Malema, the former youth leader of the governing African National Congress (ANC), arrived as family members continued to hunt for loved ones missing since Thursday's shootings. Women said they did not know if their husbands and sons were among the dead, or among the 78 wounded or some 256 arrested by police on charges from public violence to murder.
"They had no right to shoot," Malema said, even if the miners had opened fire first.
Malema is the first politician to address the miners at the site during a more than week-long saga in which 10 people were killed before Thursday's shootings — including two police officers butchered to death and two mine security guards whom strikers burned alive in their vehicle. He said he had come because the Government had turned its back on the strikers.

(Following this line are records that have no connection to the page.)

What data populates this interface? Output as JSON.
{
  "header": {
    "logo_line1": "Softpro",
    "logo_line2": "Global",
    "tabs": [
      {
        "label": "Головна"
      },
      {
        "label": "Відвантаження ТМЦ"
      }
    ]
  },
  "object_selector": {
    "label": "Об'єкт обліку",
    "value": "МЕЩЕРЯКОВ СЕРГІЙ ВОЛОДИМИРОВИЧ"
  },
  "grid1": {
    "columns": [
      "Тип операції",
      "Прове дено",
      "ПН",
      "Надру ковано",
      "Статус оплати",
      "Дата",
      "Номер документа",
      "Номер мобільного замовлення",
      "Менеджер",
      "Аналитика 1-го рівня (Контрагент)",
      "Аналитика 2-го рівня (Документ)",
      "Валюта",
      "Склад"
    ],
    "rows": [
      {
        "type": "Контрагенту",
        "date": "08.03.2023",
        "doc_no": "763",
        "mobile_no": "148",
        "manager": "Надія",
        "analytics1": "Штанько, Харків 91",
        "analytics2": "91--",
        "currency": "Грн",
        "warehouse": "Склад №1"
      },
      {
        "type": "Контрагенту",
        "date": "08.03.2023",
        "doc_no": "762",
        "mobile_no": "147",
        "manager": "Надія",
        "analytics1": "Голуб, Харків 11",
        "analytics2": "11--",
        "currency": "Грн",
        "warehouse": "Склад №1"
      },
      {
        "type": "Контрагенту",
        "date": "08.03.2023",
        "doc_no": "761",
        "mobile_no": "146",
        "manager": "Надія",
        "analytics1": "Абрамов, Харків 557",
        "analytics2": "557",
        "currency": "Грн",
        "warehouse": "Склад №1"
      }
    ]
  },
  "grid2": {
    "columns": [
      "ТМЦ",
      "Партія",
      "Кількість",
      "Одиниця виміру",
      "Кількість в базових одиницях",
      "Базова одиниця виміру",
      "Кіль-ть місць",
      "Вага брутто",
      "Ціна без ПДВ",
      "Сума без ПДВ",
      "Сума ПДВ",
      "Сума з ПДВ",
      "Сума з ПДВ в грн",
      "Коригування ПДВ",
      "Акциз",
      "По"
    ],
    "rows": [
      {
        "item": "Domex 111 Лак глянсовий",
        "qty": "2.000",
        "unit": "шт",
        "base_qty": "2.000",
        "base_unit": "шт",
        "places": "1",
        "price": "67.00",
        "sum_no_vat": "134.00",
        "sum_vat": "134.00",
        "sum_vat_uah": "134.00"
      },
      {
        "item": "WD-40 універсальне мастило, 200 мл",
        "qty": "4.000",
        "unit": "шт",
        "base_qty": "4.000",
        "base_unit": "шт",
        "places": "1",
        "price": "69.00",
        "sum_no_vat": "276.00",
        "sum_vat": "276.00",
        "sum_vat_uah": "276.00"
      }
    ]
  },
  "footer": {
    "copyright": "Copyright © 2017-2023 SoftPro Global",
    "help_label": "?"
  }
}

Strikers complained earlier that President Jacob Zuma had not come to hear their side of the story when he flew to the Marikana platinum mine on Friday, cutting short his part in a regional summit in neighbouring Mozambique so that he could visit wounded miners in hospital.
Zuma said he was organising a commission of inquiry to get to the truth about the shootings.
Malema, who was expelled in April for sowing divisions in Zuma's African National Congress party, charged some top-ranking ANC members had shares in the Lonmin PLC platinum mine and implied that they had no interest in seeing miners earn higher wages. Some 3,000 drilling operators at the mine, 70 kilometres (40 miles) northwest of Johannesburg, have been demanding an increase from the minimum wage of R5,500 (US$690) a month to R12,500 (US$1,560).
Malema called for Zuma and his police minister to resign or back the striking miners' wage demands — a call that brought cheers from the rally.
"President Zuma presided over the massacre of our people," Malema said.
When Malema arrived, the women ululated their welcome and men who had been sitting stood up and clapped. There were more cheers when Malema persuaded police at the scene to withdraw several hundred metres with their armoured cars.
South Africans are in shock over the killings. The police said they acted to save their lives after a group of miners, armed mainly with machetes and clubs, charged at them, and at least one miner shot at them.
Police responded with volleys of automatic gunfire and pistols.